A specialist navigation company has partnered with Transport for London to launch the world's first cyclist alert system for HGV and truck drivers in London.
In 2012, 122 cyclists were killed on the roads in the UK, the highest figure for five years, with 14 of those deaths happening in London alone. The latest victim was 35-year-old University College London researcher Katharine Giles who died on Victoria Street last week following a collision with a Heavy Goods Vehicle (HGV).
In response to this continuing issue and the growing number of cyclists on the roads, Transport for London (TfL) has partnered with specialist navigation company Navevo to produce the world's first Sat Nav to feature alerts at junctions recognised as high convergence areas of HGVs and cyclists.
Initially comprised of 100 junctions around the capital, the system has the potential to be expanded to more junctions in London as well as to cities throughout the UK, Navevo CEO Nick Caesari said at the launch in the London Transport Museum.
The system will be available soon as standard on all Navevo ProNav systems which are aimed specifically at drivers of commercial vehicles such as vans and especially HGVs. The system will work in conjunction with the regular navigation software, with the high convergence junctions being highlighted on-screen with a 50 metre warning zone super-imposed on the map, in all directions from the junction.
Drivers will also be warned with a pop-up alert as well as an audible alert - which sounds like a bicycle bell - before they turn at one of these junctions.
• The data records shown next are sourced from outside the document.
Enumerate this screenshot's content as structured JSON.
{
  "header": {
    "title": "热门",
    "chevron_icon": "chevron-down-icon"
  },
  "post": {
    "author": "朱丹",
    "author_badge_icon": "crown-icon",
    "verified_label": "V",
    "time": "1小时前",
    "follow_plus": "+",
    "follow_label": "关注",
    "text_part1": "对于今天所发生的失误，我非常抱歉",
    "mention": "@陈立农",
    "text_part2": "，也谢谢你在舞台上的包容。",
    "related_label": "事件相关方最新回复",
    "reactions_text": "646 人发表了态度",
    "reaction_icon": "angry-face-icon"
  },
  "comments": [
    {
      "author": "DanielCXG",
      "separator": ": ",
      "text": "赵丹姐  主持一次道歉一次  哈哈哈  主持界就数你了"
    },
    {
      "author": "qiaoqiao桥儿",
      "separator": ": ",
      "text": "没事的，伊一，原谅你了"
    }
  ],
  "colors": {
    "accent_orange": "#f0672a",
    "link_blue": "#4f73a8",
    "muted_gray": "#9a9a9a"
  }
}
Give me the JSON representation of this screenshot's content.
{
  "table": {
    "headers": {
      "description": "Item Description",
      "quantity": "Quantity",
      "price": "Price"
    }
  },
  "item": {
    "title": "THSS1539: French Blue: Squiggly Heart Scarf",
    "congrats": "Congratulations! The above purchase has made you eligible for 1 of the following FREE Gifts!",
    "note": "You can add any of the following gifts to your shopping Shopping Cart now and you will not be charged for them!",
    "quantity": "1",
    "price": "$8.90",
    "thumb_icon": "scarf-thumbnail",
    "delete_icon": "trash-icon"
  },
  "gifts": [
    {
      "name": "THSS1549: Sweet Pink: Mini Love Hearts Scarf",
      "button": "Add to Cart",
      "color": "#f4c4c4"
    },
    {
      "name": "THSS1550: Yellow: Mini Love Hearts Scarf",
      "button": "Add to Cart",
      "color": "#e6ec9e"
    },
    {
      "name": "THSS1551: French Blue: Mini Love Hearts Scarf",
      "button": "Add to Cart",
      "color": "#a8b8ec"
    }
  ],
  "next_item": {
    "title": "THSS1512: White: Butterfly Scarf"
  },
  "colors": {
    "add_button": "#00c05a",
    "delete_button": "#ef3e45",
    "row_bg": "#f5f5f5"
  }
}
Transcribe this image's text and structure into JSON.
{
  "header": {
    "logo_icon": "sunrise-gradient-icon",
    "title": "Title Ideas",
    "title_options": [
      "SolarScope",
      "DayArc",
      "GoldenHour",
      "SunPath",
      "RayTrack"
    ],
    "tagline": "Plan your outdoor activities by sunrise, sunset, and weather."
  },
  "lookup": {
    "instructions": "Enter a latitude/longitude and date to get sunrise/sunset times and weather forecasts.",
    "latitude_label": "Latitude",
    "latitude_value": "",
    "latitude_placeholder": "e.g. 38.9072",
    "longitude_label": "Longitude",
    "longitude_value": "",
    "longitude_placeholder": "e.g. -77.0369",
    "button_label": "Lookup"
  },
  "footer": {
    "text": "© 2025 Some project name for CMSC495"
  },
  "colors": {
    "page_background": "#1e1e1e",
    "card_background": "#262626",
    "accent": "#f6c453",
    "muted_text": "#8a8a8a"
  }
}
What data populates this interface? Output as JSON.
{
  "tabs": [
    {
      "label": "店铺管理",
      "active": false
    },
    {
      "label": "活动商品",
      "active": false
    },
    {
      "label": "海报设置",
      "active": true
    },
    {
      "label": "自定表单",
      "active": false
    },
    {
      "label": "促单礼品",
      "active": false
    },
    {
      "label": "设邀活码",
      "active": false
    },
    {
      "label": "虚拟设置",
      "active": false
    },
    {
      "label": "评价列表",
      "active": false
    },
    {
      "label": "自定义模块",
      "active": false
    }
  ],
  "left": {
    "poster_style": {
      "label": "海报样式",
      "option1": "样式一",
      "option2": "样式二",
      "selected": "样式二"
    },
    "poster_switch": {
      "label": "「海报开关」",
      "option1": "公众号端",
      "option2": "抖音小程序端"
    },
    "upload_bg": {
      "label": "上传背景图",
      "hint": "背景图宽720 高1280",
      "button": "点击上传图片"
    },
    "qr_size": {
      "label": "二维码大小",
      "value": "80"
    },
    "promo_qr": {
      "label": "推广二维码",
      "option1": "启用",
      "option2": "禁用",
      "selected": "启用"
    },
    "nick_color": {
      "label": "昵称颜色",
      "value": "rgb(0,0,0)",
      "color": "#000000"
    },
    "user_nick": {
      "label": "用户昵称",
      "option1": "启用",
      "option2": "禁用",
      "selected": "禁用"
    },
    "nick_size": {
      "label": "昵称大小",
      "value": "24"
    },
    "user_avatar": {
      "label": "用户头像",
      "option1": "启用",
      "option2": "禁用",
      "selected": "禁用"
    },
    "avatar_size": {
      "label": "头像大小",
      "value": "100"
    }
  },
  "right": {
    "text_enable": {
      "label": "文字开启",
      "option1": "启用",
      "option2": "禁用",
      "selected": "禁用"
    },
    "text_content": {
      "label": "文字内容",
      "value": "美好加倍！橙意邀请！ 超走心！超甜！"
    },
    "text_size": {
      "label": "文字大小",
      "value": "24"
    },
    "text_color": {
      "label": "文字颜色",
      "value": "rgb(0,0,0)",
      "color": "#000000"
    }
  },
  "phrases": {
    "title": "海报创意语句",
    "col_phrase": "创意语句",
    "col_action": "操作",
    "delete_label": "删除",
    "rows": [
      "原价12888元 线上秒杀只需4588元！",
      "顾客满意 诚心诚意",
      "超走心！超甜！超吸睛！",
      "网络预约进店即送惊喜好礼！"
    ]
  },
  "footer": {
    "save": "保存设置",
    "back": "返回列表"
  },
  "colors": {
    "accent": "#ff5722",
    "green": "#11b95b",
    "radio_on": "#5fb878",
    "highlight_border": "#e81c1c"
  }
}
Caesari said: "If there is one thing a driver might be listening to when they are making a turn, it will be their SatNav" adding that he believes this system "will save someone's life someday."
Navevo has used data from TfL, as well as HGV and pedal cycle flow figures for London's road network from the Department for Transport to construct the cyclist alert system.
Ian Wainwright, Head of Freight and Fleet at Transport for London said: "For many years, London has worked to lead the way in pushing for the adoption of safer lorries and safer lorry driving. The creation of a specific cyclist alert for HGV drivers is another positive step forward and will help to further raise awareness and improve cycle safety across the capital."
Following the latest fatality on London's roads involving an HGV and a cyclist last week, the London Cycling Campaign's chief executive Ashok Sinha said: "Every lorry on London's streets should be driven by someone who's had cyclist-awareness training, on a bike as well as in a classroom, and all lorries should have the latest safety equipment such as mirrors, cameras and sensors."